Skip to main page content
Access keys NCBI Homepage MyNCBI Homepage Main Content Main Navigation
, 87 (2), 179-86

Cellular Localization of Inducible Nitric Oxide Synthase in Experimental Endotoxic Shock in the Rat

Affiliations

Cellular Localization of Inducible Nitric Oxide Synthase in Experimental Endotoxic Shock in the Rat

H T Cook et al. Clin Sci (Lond).

Abstract

1. Endotoxin induces a shock-like syndrome with increased nitric oxide synthesis. To clarify the cellular source of NO in endotoxic shock we used immunohistochemistry and in situ hybridization to localize inducible NO synthase in rats given lipopolysaccharide or Corynebacterium parvum and lipopolysaccharide. Immunohistochemistry was carried out with an antibody raised against a synthetic peptide of mouse macrophage NO synthase.
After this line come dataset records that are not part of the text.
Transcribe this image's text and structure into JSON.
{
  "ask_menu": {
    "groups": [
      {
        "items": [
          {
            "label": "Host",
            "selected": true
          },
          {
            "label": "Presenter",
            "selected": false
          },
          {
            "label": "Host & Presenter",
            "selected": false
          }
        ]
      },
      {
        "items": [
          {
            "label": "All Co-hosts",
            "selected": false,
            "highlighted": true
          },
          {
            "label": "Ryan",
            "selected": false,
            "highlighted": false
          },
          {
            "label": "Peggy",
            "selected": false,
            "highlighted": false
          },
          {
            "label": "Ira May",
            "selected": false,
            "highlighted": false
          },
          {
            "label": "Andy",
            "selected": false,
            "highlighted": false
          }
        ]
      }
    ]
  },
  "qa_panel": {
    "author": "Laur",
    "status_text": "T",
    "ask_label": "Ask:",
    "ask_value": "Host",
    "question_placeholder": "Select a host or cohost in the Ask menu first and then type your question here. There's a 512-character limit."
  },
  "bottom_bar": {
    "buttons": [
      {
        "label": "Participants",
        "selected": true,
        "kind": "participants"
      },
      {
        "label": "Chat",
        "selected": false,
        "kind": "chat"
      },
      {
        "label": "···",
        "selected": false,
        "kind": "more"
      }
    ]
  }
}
In situ hybridization was performed with 35S-labelled oligonucleotide probes corresponding to cDNA sequences common to mouse macrophage inducible NO synthase and rat vascular smooth inducible NO synthase. Monocytes and macrophages were identified by immunohistochemistry with the mouse monoclonal antibody ED1. 2. After lipopolysaccharide alone, the major site of NO synthase induction was monocytes and macrophages in multiple organs, principally liver and spleen. Bronchial, bile duct, intestinal and bladder epithelium and some hepatocytes also expressed inducible NO synthase. Expression peaked at 5 h and had returned to normal by 12 h except in spleen. 3. After priming with C. parvum, lipopolysaccharide led to a similar distribution of inducible NO synthase as lipopolysaccharide alone, but in addition there was more prominent hepatocyte staining, staining in macrophage granulomas in the liver and inducible NO synthase was present in some endothelial cells in the aorta. 4. These findings provide a direct demonstration of the cellular localization of inducible NO synthase after lipopolysaccharide.

Similar articles

See all similar articles

Cited by 7 PubMed Central articles

See all "Cited by" articles

MeSH terms

LinkOut - more resources

Feedback